Guidelines on Design Criteria for Concrete Gravity Dams (September 2013)


CGD coverWithin about ten years of the 1991 edition of the ANCOLD Guidelines on Design Criteria for Concrete Gravity Dams being published the Limit State design approach it proposed fell out of favour with Australian dam engineers.  The ANCOLD Executive recognised this situation and resolved that the Guidelines be revised to reflect the preferred design approach amongst Australian dam engineers.  A Working Group and a separate Expert Review Panel were formed in 2005 to review the Guidelines with the intention of preparing a document that was not only more in line with the current thinking but would also be widely adopted and used by practicing dam engineers.

It has not been an easy task for the Working Group and the Expert Review Panel.  Although the working stress method, with associated Factors of Safety, approach was agreed amongst the team, it took considerable time and effort to reach consensus on the details, in particular chapters four through to six.  The issue that took most effort to resolve was how the Factors of Safety relate to the level of certainty of the inputs, including knowledge of the foundations, loads, strength of materials and assumed mechanically feasible failure surfaces.  The notes to Table 6.4.1 and the discussion in Appendix A highlight this issue.

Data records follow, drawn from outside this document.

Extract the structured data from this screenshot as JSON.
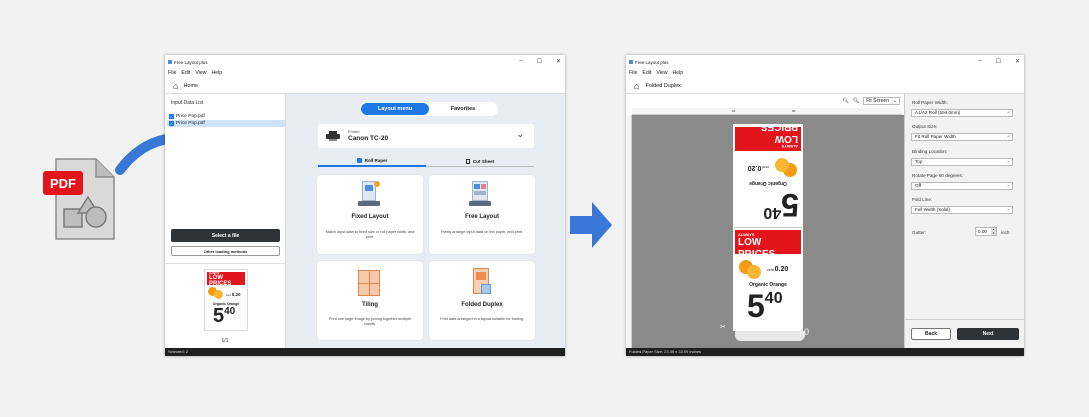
{
  "pdf_badge": "PDF",
  "colors": {
    "arrow_blue": "#3a78d8",
    "accent_blue": "#1e78e6",
    "red": "#e3141b",
    "dark": "#2f3236"
  },
  "left_window": {
    "title": "Free Layout plus",
    "menu": [
      "File",
      "Edit",
      "View",
      "Help"
    ],
    "home_label": "Home",
    "input_list_title": "Input Data List",
    "files": [
      {
        "name": "Price Pop.pdf"
      },
      {
        "name": "Price Pop.pdf"
      }
    ],
    "select_file_btn": "Select a file",
    "other_methods_btn": "Other loading methods",
    "page_indicator": "1/1",
    "status": "Selected: 2",
    "tabs": [
      "Layout menu",
      "Favorites"
    ],
    "printer": {
      "label": "Printer",
      "name": "Canon TC-20"
    },
    "media_tabs": [
      "Roll Paper",
      "Cut Sheet"
    ],
    "cards": [
      {
        "title": "Fixed Layout",
        "desc": "Match input data to fixed size or roll paper width, and print."
      },
      {
        "title": "Free Layout",
        "desc": "Freely arrange input data on the paper, and print."
      },
      {
        "title": "Tiling",
        "desc": "Print one large image by joining together multiple sheets."
      },
      {
        "title": "Folded Duplex",
        "desc": "Print data arranged in a layout suitable for folding."
      }
    ],
    "thumb": {
      "always": "ALWAYS",
      "low_prices": "LOW PRICES",
      "price_small": "0.20",
      "cent": "cent",
      "item": "Organic Orange",
      "big": "5",
      "big_sup": "40"
    }
  },
  "right_window": {
    "title": "Free Layout plus",
    "menu": [
      "File",
      "Edit",
      "View",
      "Help"
    ],
    "mode_label": "Folded Duplex",
    "zoom_label": "Fit Screen",
    "fields": [
      {
        "label": "Roll Paper Width:",
        "value": "A1/A2 Roll (594.0mm)"
      },
      {
        "label": "Output Size:",
        "value": "Fit Roll Paper Width"
      },
      {
        "label": "Binding Location:",
        "value": "Top"
      },
      {
        "label": "Rotate Page 90 degrees:",
        "value": "Off"
      },
      {
        "label": "Fold Line:",
        "value": "Full Width (Solid)"
      }
    ],
    "gutter": {
      "label": "Gutter:",
      "value": "0.00",
      "unit": "inch"
    },
    "back_btn": "Back",
    "next_btn": "Next",
    "status": "Folded Paper Size: 23.39 x 33.09 inches",
    "ruler_marks": [
      "10",
      "20"
    ],
    "page_num": "0"
  }
}
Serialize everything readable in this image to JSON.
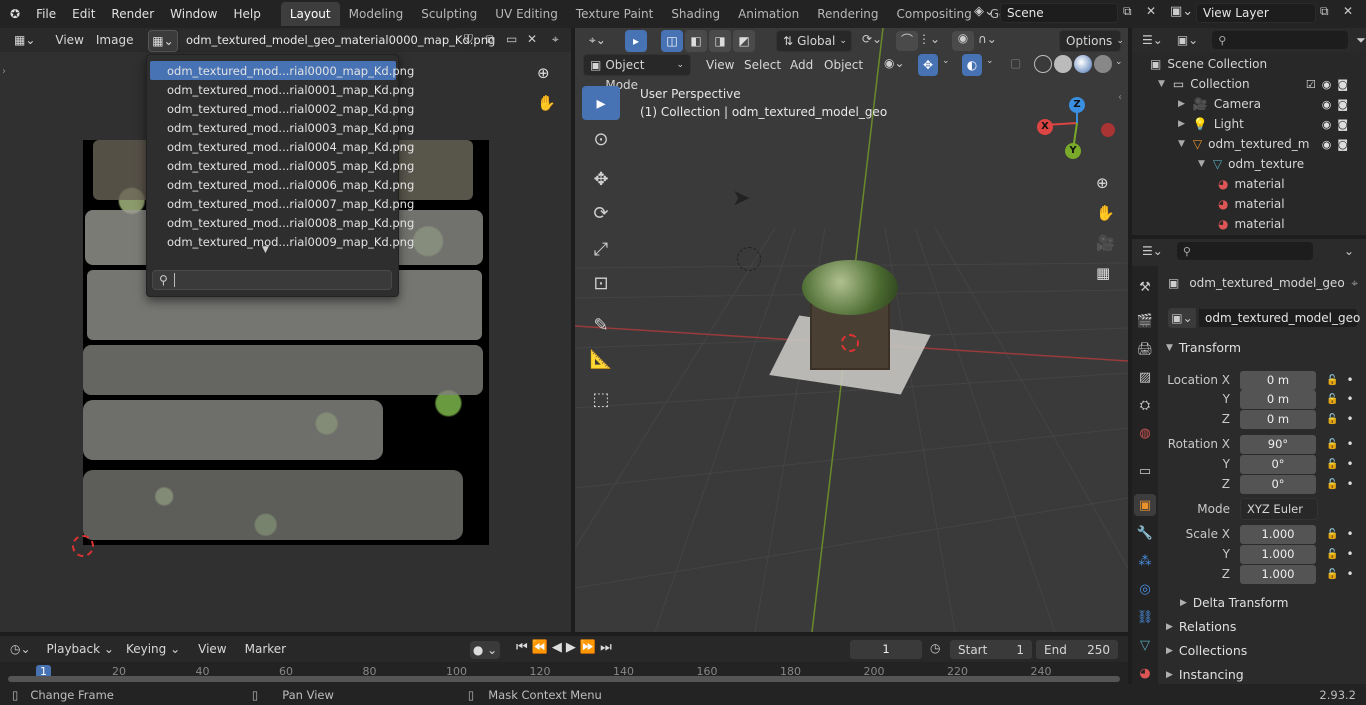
{
  "topbar": {
    "menus": [
      "File",
      "Edit",
      "Render",
      "Window",
      "Help"
    ],
    "workspaces": [
      "Layout",
      "Modeling",
      "Sculpting",
      "UV Editing",
      "Texture Paint",
      "Shading",
      "Animation",
      "Rendering",
      "Compositing",
      "Geometry Nod"
    ],
    "scene": "Scene",
    "view_layer": "View Layer"
  },
  "image_editor": {
    "menus": [
      "View",
      "Image"
    ],
    "image_name": "odm_textured_model_geo_material0000_map_Kd.png",
    "dropdown_items": [
      "odm_textured_mod...rial0000_map_Kd.png",
      "odm_textured_mod...rial0001_map_Kd.png",
      "odm_textured_mod...rial0002_map_Kd.png",
      "odm_textured_mod...rial0003_map_Kd.png",
      "odm_textured_mod...rial0004_map_Kd.png",
      "odm_textured_mod...rial0005_map_Kd.png",
      "odm_textured_mod...rial0006_map_Kd.png",
      "odm_textured_mod...rial0007_map_Kd.png",
      "odm_textured_mod...rial0008_map_Kd.png",
      "odm_textured_mod...rial0009_map_Kd.png"
    ],
    "search_placeholder": ""
  },
  "viewport": {
    "transform_orientation": "Global",
    "options": "Options",
    "mode": "Object Mode",
    "menus": [
      "View",
      "Select",
      "Add",
      "Object"
    ],
    "overlay_title": "User Perspective",
    "overlay_subtitle": "(1) Collection | odm_textured_model_geo",
    "gizmo": {
      "x": "X",
      "y": "Y",
      "z": "Z"
    }
  },
  "outliner": {
    "root": "Scene Collection",
    "items": [
      {
        "label": "Collection",
        "icon": "collection-icon"
      },
      {
        "label": "Camera",
        "icon": "camera-icon"
      },
      {
        "label": "Light",
        "icon": "light-icon"
      },
      {
        "label": "odm_textured_m",
        "icon": "mesh-object-icon"
      },
      {
        "label": "odm_texture",
        "icon": "mesh-data-icon"
      },
      {
        "label": "material",
        "icon": "material-icon"
      },
      {
        "label": "material",
        "icon": "material-icon"
      },
      {
        "label": "material",
        "icon": "material-icon"
      }
    ]
  },
  "properties": {
    "object_name": "odm_textured_model_geo",
    "object_field": "odm_textured_model_geo",
    "transform": {
      "title": "Transform",
      "location_label": "Location X",
      "location": [
        "0 m",
        "0 m",
        "0 m"
      ],
      "rotation_label": "Rotation X",
      "rotation": [
        "90°",
        "0°",
        "0°"
      ],
      "mode_label": "Mode",
      "mode": "XYZ Euler",
      "scale_label": "Scale X",
      "scale": [
        "1.000",
        "1.000",
        "1.000"
      ],
      "y": "Y",
      "z": "Z"
    },
    "delta": "Delta Transform",
    "sections": [
      "Relations",
      "Collections",
      "Instancing"
    ]
  },
  "timeline": {
    "menus": [
      "Playback",
      "Keying",
      "View",
      "Marker"
    ],
    "current_frame": "1",
    "start_label": "Start",
    "start": "1",
    "end_label": "End",
    "end": "250",
    "ruler": [
      "1",
      "20",
      "40",
      "60",
      "80",
      "100",
      "120",
      "140",
      "160",
      "180",
      "200",
      "220",
      "240"
    ]
  },
  "statusbar": {
    "items": [
      "Change Frame",
      "Pan View",
      "Mask Context Menu"
    ],
    "version": "2.93.2"
  }
}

One thing the drafting team agreed on early, and unanimously, was the importance of the concrete gravity dam design team having a thorough understanding of the foundation conditions, the development of a detailed geological model of the foundations and an understanding of the kinematically feasible failure mechanisms. In keeping with this principle, this revision of the guidelines has the section on foundations at the front of the document.  There is a strong recommendation that the design team has expertise covering foundation geology and rock mechanics as well as the dam engineer.

These Guidelines provide a basis for design of concrete gravity dams in most situations. However, they require that the user will be a professional dam engineer with significant experience who is able to use sound engineering judgement in the application of the guidelines. It is recommended that less experienced dam engineers using these guidelines do so under the advice and guidance of an experienced dam engineer. It is the dam engineer who is responsible for the design.

On behalf of ANCOLD I would like to thank the members of the working group and all the other contributors that persevered in developing and bringing these Guidelines to fruition. They will be of great assistance to dam engineering professionals both within Australia and internationally.

Ian Landon-Jones
Chairman, ANCOLD